Polynesians settled New Zealand in 1250–1300 CE and developed a distinctive Māori culture, and Europeans first made contact in 1642 CE. The introduction of potatoes and muskets triggered upheaval among Māori early during the 19th century, which led to the inter-tribal Musket Wars. In 1840 the British and Māori signed a treaty making New Zealand a colony of the British Empire. Immigrant numbers increased sharply and conflicts escalated into the New Zealand Wars, which resulted in much Māori land being confiscated in the mid North Island.

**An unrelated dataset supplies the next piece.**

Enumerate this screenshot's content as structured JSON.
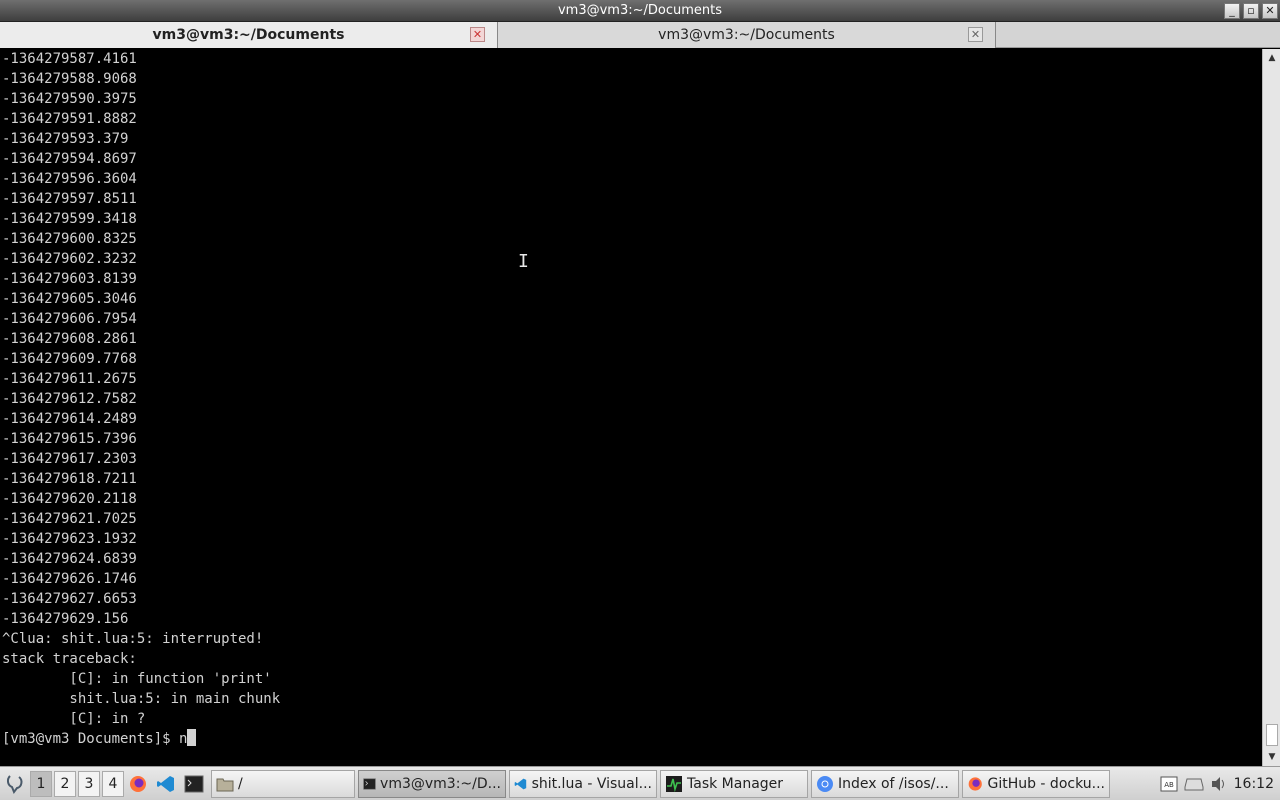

Economic depressions were followed by periods of political reform, with women gaining the vote during the 1890s, and a welfare state being established from the 1930s. After World War II, New Zealand joined Australia and the United States in the ANZUSsecurity treaty, although the United States later, until 2010, suspended the treaty after New Zealand banned nuclear weapons. New Zealand is part of the intelligence sharing among the Anglosphere countries, the UKUSA Agreement. New Zealanders enjoyed one of the highest standards of living in the world in the 1950s, but the 1970s saw a deep recession, worsened by oil shocks and the United Kingdom’s entry into the European Economic Community. The country underwent major economic changes during the 1980s, which transformed it from a protectionist to a liberalised free-trade economy. Markets for New Zealand’s agricultural exports have diversified greatly since the 1970s, with once-dominant exports of wool being overtaken by dairy products, meat, and recently wine.
During its long isolation, New Zealand developed a distinctive biodiversity of animal, fungal and plant life. Most notable are the large number of unique bird species, many of which became extinct after the arrival of humans and introduced mammals. With a mild maritime climate, the land was mostly covered in forest. The country’s varied topography and its sharp mountain peaks owe much to the tectonic uplift of land and volcanic eruptions caused by the Pacific and Indo-Australian Plates clashing beneath the earth’s surface.